He also developed a a strong and rich partnership with the then Roman Catholic Bishop of Brentwood, Thomas McMahon. This built towards a real unity of friendship which extended to the Churches and the county and included an annual united pilgrimage to Walsingham and joint youth visits to Taizé. His episcopal ministry was strong and positive, and many saw him as a potential candidate for Canterbury in 1991.
In retirement, he served on the Press Complaints Commission, and as President of Nobody’s Friends for 11 years, a post in which he was renowned for being “welcoming, witty, and wise”, and became Prelate of the Order of St John of Jerusalem. From 1995 to 2001, he served as Chair of the Council of the University of Essex, which awarded him an honorary doctorate. As an assistant bishop, back again in Suffolk, he continued in active ministry for almost 25 years, greatly loved by those whom he helped in village churches on Sunday mornings.
A previous colleague, Canon Roger Wikeley, has written: “Those who worked with John, in whatever capacity, would agree that ministry was fun — in the very best sense of the word. He enjoyed ministry and was at home equally with the leaders of industry and government as he was with a class of seven-year-olds learning about Jesus. His smile was infectious. He worked hard, and he expected his curates to work hard, but they became a part of the Waine family — which extended to being asked to ‘come and play cricket’ on Sunday afternoons before evensong.”
Throughout his ministry, John was constantly supported by his wife, Pat, whom he married in 1956, and who survives him, with their three sons, Stephen, Ian, and Simon, their wives, and seven grandchildren. A devoted family man, he and Pat enjoyed seeing them each flourish in their own lives and interests, and all of them were a source of great pride and joy.
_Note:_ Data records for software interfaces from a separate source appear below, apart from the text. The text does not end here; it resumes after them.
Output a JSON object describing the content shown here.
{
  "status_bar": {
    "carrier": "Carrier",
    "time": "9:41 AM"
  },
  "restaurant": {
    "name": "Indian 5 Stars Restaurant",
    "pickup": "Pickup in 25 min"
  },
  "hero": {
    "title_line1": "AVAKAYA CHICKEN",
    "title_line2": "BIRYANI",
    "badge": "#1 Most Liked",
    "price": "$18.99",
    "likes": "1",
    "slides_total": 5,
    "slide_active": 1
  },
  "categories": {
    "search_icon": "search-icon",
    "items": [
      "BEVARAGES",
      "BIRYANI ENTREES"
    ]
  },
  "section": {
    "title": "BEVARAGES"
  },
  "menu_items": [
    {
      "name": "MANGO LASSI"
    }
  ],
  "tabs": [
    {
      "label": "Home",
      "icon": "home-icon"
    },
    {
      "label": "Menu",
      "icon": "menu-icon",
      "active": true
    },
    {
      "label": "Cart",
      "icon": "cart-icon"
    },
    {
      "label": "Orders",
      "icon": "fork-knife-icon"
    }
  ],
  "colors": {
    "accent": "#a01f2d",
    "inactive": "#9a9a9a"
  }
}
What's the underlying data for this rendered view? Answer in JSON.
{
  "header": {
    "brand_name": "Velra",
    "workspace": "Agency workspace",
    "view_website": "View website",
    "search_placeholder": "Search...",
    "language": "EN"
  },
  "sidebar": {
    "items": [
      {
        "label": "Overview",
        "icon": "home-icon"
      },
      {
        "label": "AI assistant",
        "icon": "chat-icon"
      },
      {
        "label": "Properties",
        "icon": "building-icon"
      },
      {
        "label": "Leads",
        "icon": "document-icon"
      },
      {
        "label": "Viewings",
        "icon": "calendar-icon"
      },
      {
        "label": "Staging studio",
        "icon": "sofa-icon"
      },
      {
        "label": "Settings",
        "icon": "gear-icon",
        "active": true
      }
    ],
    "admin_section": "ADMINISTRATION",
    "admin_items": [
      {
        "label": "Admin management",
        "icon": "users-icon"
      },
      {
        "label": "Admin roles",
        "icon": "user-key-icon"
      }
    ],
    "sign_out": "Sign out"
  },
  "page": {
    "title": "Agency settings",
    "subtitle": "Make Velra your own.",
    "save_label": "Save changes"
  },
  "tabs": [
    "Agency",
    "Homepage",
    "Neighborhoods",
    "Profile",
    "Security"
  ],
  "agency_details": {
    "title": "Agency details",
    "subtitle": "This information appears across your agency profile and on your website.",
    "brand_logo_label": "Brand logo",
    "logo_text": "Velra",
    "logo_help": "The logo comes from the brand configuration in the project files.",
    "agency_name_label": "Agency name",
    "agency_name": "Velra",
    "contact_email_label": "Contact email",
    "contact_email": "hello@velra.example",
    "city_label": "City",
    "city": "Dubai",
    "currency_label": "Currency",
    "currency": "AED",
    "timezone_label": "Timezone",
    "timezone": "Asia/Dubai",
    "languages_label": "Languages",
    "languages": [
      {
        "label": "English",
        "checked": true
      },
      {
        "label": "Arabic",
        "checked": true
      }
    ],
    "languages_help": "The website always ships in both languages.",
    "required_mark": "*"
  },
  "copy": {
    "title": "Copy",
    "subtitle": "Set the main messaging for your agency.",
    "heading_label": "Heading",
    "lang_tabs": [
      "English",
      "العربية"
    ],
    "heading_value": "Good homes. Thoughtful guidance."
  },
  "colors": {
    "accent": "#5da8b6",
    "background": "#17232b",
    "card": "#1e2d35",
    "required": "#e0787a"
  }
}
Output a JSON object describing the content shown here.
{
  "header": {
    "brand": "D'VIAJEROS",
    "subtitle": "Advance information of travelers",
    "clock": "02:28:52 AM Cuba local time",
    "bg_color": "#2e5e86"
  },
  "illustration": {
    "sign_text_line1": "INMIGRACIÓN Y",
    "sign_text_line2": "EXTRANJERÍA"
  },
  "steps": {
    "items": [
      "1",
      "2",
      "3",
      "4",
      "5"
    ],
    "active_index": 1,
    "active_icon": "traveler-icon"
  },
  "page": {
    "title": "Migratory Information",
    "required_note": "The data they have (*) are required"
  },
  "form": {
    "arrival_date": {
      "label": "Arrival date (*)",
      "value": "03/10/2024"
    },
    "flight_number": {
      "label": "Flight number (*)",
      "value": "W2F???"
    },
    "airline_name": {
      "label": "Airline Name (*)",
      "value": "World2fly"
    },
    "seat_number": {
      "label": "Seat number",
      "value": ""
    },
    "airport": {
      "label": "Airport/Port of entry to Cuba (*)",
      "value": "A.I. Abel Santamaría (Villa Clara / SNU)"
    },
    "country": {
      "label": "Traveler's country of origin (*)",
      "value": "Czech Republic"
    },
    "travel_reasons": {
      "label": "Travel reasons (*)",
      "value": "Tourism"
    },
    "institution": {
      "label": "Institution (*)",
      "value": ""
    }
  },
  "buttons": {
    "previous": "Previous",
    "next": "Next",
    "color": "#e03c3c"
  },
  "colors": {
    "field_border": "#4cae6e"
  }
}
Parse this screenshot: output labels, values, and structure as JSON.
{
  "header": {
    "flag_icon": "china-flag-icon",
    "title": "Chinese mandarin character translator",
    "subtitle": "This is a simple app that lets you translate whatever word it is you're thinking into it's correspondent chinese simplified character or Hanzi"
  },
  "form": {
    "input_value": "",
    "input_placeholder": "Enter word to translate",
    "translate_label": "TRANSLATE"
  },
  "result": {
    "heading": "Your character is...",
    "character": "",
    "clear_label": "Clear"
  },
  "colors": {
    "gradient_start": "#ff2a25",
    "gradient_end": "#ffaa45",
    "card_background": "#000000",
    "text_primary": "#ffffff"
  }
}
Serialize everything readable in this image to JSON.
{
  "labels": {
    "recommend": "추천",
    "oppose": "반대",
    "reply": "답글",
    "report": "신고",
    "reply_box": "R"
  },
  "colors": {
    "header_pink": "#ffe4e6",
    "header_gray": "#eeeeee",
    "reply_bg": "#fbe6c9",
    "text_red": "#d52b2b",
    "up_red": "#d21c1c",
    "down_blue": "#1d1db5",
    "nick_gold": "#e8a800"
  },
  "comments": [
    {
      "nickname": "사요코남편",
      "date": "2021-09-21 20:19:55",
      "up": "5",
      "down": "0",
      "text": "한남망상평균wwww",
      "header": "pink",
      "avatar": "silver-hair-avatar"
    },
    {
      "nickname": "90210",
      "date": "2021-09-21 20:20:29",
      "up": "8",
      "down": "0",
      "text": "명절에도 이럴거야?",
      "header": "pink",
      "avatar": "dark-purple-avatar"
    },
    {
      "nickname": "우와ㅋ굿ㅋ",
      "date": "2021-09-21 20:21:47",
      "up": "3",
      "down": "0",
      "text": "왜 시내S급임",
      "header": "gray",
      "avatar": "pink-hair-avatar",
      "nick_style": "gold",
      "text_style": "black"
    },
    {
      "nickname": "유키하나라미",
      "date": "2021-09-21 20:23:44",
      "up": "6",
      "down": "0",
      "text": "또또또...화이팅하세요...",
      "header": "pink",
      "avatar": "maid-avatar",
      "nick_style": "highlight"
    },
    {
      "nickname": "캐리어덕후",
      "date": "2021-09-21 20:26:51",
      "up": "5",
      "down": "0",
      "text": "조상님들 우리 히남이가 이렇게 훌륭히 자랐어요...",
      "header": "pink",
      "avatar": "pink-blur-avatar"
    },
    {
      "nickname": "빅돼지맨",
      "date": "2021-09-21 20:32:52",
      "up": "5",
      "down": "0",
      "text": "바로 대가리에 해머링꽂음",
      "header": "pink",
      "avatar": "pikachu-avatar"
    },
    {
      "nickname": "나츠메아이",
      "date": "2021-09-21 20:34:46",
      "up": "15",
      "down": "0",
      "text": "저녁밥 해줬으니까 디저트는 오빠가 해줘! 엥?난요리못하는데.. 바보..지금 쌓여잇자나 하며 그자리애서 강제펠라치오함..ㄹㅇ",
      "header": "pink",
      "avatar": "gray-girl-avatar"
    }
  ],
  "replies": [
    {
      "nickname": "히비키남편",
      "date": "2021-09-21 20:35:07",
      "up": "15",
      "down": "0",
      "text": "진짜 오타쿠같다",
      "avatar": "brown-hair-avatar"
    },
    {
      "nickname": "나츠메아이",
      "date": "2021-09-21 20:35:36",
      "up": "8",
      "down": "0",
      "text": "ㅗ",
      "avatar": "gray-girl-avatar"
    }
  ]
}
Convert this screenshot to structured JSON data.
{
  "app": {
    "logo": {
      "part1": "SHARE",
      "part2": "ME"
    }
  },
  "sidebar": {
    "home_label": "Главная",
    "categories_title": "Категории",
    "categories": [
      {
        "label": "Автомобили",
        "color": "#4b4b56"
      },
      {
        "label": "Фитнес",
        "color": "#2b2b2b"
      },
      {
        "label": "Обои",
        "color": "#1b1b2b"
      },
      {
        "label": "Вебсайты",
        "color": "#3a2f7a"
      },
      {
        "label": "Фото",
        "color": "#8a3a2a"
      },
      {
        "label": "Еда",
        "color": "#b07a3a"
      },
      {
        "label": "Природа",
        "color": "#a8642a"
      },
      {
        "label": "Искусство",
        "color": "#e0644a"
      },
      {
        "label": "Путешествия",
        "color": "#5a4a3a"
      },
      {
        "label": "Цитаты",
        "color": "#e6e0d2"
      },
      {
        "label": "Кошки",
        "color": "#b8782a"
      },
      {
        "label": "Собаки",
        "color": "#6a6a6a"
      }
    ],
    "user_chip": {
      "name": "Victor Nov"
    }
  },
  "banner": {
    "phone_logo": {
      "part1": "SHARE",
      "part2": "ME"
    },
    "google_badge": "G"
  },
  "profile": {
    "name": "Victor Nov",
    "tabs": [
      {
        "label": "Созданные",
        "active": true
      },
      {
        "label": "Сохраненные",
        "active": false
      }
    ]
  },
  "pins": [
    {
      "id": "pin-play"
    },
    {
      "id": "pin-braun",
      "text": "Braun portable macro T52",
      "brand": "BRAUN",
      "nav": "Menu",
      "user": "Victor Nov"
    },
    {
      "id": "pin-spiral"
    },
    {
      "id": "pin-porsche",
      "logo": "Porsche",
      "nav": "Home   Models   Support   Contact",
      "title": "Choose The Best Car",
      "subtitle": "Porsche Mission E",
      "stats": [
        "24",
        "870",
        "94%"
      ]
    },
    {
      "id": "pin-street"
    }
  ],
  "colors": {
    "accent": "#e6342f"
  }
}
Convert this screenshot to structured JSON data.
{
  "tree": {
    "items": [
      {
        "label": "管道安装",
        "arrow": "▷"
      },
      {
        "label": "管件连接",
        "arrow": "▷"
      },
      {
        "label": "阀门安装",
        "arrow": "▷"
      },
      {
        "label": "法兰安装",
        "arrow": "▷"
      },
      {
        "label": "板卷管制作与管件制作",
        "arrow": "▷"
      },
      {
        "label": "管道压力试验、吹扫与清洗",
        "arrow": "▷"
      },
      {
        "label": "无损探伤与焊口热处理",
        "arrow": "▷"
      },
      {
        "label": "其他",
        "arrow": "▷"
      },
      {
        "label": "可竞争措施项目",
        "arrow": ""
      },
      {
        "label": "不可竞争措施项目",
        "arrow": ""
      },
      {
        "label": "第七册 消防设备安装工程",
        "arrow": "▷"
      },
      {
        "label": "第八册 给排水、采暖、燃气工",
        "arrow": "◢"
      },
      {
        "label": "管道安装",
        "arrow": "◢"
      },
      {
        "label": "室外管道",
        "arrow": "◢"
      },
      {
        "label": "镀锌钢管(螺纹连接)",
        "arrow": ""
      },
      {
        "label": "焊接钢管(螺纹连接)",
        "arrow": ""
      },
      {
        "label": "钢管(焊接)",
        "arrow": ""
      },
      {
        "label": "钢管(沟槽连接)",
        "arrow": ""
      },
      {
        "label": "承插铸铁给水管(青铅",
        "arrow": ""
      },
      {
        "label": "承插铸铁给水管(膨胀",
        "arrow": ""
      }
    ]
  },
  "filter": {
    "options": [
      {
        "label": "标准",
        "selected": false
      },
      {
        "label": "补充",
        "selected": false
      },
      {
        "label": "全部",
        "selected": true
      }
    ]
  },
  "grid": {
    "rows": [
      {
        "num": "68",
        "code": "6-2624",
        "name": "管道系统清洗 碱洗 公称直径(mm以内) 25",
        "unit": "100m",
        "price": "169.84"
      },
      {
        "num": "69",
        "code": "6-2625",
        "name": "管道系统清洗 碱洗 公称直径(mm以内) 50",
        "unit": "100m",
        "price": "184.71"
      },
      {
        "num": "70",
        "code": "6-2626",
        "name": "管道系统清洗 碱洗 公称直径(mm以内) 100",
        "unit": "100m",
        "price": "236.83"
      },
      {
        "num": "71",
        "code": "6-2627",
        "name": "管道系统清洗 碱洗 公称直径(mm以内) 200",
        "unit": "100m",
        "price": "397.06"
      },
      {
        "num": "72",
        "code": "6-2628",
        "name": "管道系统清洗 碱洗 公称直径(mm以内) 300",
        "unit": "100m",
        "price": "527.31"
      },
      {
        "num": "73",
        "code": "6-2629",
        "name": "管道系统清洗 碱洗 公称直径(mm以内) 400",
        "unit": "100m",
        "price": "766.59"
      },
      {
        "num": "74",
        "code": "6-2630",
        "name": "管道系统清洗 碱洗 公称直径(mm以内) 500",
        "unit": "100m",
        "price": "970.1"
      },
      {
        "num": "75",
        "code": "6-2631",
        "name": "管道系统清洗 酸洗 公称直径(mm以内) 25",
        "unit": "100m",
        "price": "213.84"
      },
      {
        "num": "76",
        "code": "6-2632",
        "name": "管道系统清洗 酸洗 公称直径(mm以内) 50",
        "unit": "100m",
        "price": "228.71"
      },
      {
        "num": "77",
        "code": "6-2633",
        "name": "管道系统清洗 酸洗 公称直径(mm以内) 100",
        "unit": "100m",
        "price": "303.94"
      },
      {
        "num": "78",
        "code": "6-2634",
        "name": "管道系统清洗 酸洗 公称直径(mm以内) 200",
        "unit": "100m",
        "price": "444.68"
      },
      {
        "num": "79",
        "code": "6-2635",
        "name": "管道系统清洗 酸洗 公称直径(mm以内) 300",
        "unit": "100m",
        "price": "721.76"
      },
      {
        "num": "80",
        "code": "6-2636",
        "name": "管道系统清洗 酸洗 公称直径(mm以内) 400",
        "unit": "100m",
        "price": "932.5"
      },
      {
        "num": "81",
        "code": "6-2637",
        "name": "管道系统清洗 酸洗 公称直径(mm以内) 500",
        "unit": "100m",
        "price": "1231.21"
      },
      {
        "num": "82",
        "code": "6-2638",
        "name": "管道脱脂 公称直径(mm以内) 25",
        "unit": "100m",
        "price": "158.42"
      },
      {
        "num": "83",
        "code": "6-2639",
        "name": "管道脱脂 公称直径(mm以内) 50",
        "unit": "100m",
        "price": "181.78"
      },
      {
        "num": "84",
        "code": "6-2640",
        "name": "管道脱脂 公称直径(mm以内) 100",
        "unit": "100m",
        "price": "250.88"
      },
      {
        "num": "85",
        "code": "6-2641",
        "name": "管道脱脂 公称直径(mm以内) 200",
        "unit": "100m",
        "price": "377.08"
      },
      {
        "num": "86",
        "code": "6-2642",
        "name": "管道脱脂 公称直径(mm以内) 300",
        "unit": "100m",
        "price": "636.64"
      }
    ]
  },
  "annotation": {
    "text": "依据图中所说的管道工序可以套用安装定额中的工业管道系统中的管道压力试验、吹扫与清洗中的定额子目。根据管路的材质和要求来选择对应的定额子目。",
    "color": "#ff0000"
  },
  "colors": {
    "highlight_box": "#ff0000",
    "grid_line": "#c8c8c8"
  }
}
Often described as one of the last prince-bishops of the Church, John had, in his heart a strong faith, a deep humanity, and a real love of those around him. A godly man, he said his prayers faithfully, and this was reflected in his preaching. This, accompanied by his down-to-earth approach — reflecting his early roots — meant that he always caught the richness and humour of life. Nothing was so mean as not to be of value, and nothing was so important that one could not see the funny side of it. He was a great pleasure to work with. This was, in part, because he himself received such pleasure from his work and from the people with whom he worked.
Bishop John had a profound influence on many people and we have a huge reason to be grateful to God for his life, ministry, friendship, hospitality, and love. May he rest in peace.